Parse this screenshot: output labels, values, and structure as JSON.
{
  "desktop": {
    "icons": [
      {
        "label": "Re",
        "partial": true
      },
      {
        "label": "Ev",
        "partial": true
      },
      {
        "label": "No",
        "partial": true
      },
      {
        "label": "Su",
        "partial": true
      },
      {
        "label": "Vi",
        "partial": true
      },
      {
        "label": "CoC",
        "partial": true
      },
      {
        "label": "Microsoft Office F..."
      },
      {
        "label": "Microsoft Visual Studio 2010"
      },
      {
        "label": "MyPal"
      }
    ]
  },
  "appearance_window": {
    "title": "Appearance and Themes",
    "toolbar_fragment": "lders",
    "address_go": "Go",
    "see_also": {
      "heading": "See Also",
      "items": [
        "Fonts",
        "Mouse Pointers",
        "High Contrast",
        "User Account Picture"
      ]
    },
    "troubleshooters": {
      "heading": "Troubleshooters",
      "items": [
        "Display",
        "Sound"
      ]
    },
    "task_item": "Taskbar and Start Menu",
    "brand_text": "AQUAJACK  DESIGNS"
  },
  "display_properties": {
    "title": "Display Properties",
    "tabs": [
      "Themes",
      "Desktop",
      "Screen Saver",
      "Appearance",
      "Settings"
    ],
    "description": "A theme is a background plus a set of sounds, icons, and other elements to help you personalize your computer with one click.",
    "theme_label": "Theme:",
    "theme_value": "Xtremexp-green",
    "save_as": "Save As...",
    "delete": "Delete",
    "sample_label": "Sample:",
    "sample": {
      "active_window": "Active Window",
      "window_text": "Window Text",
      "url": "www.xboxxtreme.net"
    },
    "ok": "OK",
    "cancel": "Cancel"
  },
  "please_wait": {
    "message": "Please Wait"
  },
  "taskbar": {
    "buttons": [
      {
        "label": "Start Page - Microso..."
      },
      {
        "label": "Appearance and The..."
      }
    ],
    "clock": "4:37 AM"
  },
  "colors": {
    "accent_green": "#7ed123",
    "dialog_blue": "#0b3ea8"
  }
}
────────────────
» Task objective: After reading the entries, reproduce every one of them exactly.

» Exercise solution:
Parse this screenshot: output labels, values, and structure as JSON.
{
  "desktop": {
    "icons": [
      {
        "label": "Re",
        "partial": true
      },
      {
        "label": "Ev",
        "partial": true
      },
      {
        "label": "No",
        "partial": true
      },
      {
        "label": "Su",
        "partial": true
      },
      {
        "label": "Vi",
        "partial": true
      },
      {
        "label": "CoC",
        "partial": true
      },
      {
        "label": "Microsoft Office F..."
      },
      {
        "label": "Microsoft Visual Studio 2010"
      },
      {
        "label": "MyPal"
      }
    ]
  },
  "appearance_window": {
    "title": "Appearance and Themes",
    "toolbar_fragment": "lders",
    "address_go": "Go",
    "see_also": {
      "heading": "See Also",
      "items": [
        "Fonts",
        "Mouse Pointers",
        "High Contrast",
        "User Account Picture"
      ]
    },
    "troubleshooters": {
      "heading": "Troubleshooters",
      "items": [
        "Display",
        "Sound"
      ]
    },
    "task_item": "Taskbar and Start Menu",
    "brand_text": "AQUAJACK  DESIGNS"
  },
  "display_properties": {
    "title": "Display Properties",
    "tabs": [
      "Themes",
      "Desktop",
      "Screen Saver",
      "Appearance",
      "Settings"
    ],
    "description": "A theme is a background plus a set of sounds, icons, and other elements to help you personalize your computer with one click.",
    "theme_label": "Theme:",
    "theme_value": "Xtremexp-green",
    "save_as": "Save As...",
    "delete": "Delete",
    "sample_label": "Sample:",
    "sample": {
      "active_window": "Active Window",
      "window_text": "Window Text",
      "url": "www.xboxxtreme.net"
    },
    "ok": "OK",
    "cancel": "Cancel"
  },
  "please_wait": {
    "message": "Please Wait"
  },
  "taskbar": {
    "buttons": [
      {
        "label": "Start Page - Microso..."
      },
      {
        "label": "Appearance and The..."
      }
    ],
    "clock": "4:37 AM"
  },
  "colors": {
    "accent_green": "#7ed123",
    "dialog_blue": "#0b3ea8"
  }
}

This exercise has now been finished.